Element data from apps and pages:

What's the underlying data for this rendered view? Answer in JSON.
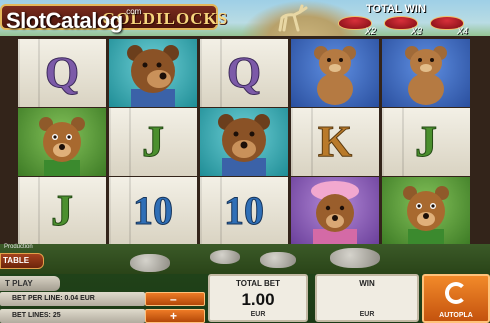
{
  "game": {
    "title": "GOLDILOCKS",
    "watermark": "SlotCatalog",
    "watermark_domain": ".com",
    "production_label": "Production"
  },
  "header": {
    "total_win_label": "TOTAL WIN",
    "multipliers": [
      "X2",
      "X3",
      "X4"
    ]
  },
  "reels": [
    [
      "Q",
      "bear-papa",
      "Q",
      "teddy-bear",
      "teddy-bear"
    ],
    [
      "bear-baby",
      "J",
      "bear-papa",
      "K",
      "J"
    ],
    [
      "J",
      "10",
      "10",
      "bear-mama",
      "bear-baby"
    ]
  ],
  "controls": {
    "paytable_label": "TABLE",
    "autoplay_left_label": "T PLAY",
    "bet_per_line_label": "BET PER LINE: 0.04 EUR",
    "bet_lines_label": "BET LINES: 25",
    "total_bet_label": "TOTAL BET",
    "total_bet_value": "1.00",
    "total_bet_currency": "EUR",
    "win_label": "WIN",
    "win_value": "",
    "win_currency": "EUR",
    "autoplay_label": "AUTOPLA",
    "spin_icon": "spin-icon",
    "minus_icon": "minus-icon",
    "plus_icon": "plus-icon"
  },
  "colors": {
    "accent_orange": "#ee7b26",
    "title_gold": "#f7d67d",
    "title_plaque": "#7a2c1e"
  }
}
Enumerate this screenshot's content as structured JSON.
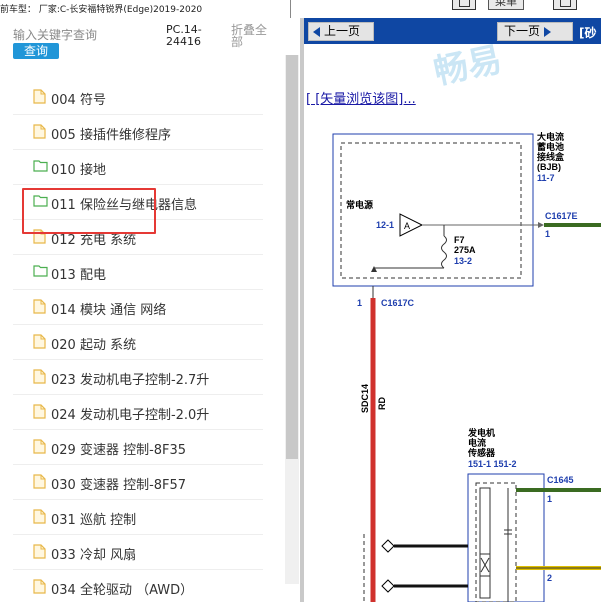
{
  "topbar": {
    "vehicle_label": "前车型： 厂家:C-长安福特锐界(Edge)2019-2020",
    "button_label": "菜单"
  },
  "left_panel": {
    "search_placeholder": "输入关键字查询",
    "search_button": "查询",
    "pc_code": "PC.14-24416",
    "collapse_all": "折叠全部",
    "tree_items": [
      {
        "label": "004 符号",
        "icon": "file-icon"
      },
      {
        "label": "005 接插件维修程序",
        "icon": "file-icon"
      },
      {
        "label": "010 接地",
        "icon": "folder-icon"
      },
      {
        "label": "011 保险丝与继电器信息",
        "icon": "folder-icon"
      },
      {
        "label": "012 充电 系统",
        "icon": "file-icon"
      },
      {
        "label": "013 配电",
        "icon": "folder-icon"
      },
      {
        "label": "014 模块 通信 网络",
        "icon": "file-icon"
      },
      {
        "label": "020 起动 系统",
        "icon": "file-icon"
      },
      {
        "label": "023 发动机电子控制-2.7升",
        "icon": "file-icon"
      },
      {
        "label": "024 发动机电子控制-2.0升",
        "icon": "file-icon"
      },
      {
        "label": "029 变速器 控制-8F35",
        "icon": "file-icon"
      },
      {
        "label": "030 变速器 控制-8F57",
        "icon": "file-icon"
      },
      {
        "label": "031 巡航 控制",
        "icon": "file-icon"
      },
      {
        "label": "033 冷却 风扇",
        "icon": "file-icon"
      },
      {
        "label": "034 全轮驱动 （AWD）",
        "icon": "file-icon"
      }
    ],
    "selected_index": 4
  },
  "right_panel": {
    "prev_button": "上一页",
    "next_button": "下一页",
    "right_edge_text": "[砂",
    "watermark": "畅易",
    "vector_link": "[ [矢量浏览该图]..."
  },
  "diagram": {
    "bjb_title": [
      "大电流",
      "蓄电池",
      "接线盒",
      "(BJB)"
    ],
    "bjb_ref": "11-7",
    "constant_power": "常电源",
    "pin_12_1": "12-1",
    "amp_label": "A",
    "fuse_name": "F7",
    "fuse_rating": "275A",
    "fuse_ref": "13-2",
    "conn_right": "C1617E",
    "conn_right_pin": "1",
    "conn_down_pin": "1",
    "conn_down": "C1617C",
    "wire_code": "SDC14",
    "wire_color": "RD",
    "sensor_title": [
      "发电机",
      "电流",
      "传感器"
    ],
    "sensor_pins": "151-1  151-2",
    "conn_c1645": "C1645",
    "c1645_pin1": "1",
    "c1645_pin2": "2"
  },
  "colors": {
    "nav_blue": "#0f47a3",
    "search_blue": "#2196d8",
    "highlight_red": "#e53935",
    "wire_red": "#d0312d",
    "wire_green": "#3a6b21",
    "wire_yellow": "#e0c000",
    "label_blue": "#1f3fae"
  }
}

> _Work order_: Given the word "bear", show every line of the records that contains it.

> _Your solution_:
      "bear-papa",
      "teddy-bear",
      "teddy-bear"
      "bear-baby",
      "bear-papa",
      "bear-mama",
      "bear-baby"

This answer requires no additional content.